(Given records):
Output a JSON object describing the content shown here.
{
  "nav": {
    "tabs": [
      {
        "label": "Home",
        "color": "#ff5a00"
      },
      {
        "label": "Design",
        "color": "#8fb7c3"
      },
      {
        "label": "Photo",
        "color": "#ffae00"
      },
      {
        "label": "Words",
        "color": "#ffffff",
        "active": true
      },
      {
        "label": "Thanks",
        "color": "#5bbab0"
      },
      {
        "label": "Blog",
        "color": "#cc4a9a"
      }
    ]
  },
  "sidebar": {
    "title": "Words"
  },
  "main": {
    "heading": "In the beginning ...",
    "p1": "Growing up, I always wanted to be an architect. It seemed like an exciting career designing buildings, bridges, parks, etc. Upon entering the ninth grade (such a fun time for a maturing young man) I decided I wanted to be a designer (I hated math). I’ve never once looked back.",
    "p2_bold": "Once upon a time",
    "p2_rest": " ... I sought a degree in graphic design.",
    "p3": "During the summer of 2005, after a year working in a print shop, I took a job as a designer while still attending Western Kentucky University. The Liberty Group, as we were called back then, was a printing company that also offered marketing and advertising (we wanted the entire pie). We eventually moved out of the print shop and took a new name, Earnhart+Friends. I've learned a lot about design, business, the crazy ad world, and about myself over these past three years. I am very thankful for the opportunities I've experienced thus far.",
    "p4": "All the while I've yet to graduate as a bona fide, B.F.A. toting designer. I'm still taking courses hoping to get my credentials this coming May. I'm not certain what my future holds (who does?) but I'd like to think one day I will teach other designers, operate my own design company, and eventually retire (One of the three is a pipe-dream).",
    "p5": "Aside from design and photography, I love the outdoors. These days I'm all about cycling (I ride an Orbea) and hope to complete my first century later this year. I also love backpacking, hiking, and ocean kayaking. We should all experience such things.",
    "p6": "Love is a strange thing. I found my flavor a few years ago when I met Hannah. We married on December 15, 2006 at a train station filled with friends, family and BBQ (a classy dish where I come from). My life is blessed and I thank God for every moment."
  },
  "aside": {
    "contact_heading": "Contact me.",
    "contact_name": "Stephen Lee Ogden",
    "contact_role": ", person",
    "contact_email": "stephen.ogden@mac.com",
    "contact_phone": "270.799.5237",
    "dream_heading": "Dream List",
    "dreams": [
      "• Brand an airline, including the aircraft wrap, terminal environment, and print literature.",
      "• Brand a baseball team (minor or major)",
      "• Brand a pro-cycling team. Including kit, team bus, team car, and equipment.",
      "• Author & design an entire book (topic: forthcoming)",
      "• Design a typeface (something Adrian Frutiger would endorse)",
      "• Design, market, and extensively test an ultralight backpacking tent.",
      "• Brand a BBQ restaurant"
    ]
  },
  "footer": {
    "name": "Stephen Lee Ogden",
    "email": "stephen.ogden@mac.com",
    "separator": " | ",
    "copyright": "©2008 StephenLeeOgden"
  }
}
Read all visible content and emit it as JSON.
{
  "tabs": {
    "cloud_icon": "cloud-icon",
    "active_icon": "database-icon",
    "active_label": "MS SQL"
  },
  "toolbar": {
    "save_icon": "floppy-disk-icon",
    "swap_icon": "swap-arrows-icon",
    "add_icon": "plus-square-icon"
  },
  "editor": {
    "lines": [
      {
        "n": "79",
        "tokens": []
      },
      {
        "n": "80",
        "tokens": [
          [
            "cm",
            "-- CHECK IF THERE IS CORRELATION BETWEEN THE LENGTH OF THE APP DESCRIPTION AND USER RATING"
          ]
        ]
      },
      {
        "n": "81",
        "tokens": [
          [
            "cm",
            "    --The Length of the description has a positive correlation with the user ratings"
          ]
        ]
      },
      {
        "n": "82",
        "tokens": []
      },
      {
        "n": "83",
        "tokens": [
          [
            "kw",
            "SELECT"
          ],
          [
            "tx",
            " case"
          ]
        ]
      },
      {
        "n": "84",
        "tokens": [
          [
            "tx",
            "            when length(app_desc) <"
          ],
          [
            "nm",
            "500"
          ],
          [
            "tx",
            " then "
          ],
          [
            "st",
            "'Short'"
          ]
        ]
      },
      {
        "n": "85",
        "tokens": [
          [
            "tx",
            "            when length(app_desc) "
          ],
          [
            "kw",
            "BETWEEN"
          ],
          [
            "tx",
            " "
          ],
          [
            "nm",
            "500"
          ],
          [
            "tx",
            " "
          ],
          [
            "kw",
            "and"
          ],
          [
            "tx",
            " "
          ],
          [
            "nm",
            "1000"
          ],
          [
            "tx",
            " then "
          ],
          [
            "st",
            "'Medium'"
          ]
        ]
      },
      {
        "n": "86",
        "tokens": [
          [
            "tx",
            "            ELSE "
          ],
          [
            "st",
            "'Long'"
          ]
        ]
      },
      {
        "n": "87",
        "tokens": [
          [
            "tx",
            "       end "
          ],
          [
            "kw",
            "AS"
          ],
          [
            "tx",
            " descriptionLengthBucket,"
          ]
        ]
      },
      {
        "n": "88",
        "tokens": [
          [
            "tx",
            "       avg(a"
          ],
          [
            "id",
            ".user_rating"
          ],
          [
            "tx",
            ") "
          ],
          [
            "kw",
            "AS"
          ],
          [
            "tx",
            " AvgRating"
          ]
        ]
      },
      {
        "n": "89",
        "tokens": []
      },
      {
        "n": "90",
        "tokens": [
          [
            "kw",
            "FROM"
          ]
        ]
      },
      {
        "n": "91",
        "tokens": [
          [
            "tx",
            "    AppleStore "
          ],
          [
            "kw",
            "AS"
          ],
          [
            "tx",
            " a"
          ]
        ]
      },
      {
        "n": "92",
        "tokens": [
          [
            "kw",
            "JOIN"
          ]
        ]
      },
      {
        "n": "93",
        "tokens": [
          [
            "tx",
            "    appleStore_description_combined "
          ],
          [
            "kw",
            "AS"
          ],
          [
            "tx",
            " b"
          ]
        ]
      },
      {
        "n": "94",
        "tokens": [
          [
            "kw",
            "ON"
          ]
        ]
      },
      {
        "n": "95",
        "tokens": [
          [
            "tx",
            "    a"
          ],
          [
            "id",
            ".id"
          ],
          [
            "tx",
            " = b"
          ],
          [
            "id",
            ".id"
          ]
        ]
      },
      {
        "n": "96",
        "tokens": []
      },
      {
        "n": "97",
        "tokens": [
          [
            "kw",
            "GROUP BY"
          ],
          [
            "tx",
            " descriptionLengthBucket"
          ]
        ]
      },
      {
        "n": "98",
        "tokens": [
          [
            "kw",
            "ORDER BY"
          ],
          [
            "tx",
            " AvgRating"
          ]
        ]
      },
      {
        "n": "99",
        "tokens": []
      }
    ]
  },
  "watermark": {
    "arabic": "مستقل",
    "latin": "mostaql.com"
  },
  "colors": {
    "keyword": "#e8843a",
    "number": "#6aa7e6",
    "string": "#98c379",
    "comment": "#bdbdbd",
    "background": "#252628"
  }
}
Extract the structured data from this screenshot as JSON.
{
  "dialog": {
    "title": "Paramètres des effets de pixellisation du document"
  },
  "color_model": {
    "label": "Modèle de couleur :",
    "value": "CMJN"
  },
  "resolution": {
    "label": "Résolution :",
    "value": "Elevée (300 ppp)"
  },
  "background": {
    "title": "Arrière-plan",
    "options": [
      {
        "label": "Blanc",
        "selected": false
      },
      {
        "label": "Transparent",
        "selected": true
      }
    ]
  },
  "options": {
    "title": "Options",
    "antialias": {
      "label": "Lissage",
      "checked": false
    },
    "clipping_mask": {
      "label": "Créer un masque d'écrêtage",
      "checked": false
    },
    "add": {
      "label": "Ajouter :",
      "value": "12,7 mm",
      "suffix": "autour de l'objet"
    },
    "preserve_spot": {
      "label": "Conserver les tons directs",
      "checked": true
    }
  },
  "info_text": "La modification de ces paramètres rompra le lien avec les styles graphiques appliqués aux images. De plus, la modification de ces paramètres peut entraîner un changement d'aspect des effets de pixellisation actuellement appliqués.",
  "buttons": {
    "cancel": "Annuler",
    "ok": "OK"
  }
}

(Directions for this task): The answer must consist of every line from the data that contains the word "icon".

(Answer to the exercise):
    "cloud_icon": "cloud-icon",
    "active_icon": "database-icon",
    "save_icon": "floppy-disk-icon",
    "swap_icon": "swap-arrows-icon",
    "add_icon": "plus-square-icon"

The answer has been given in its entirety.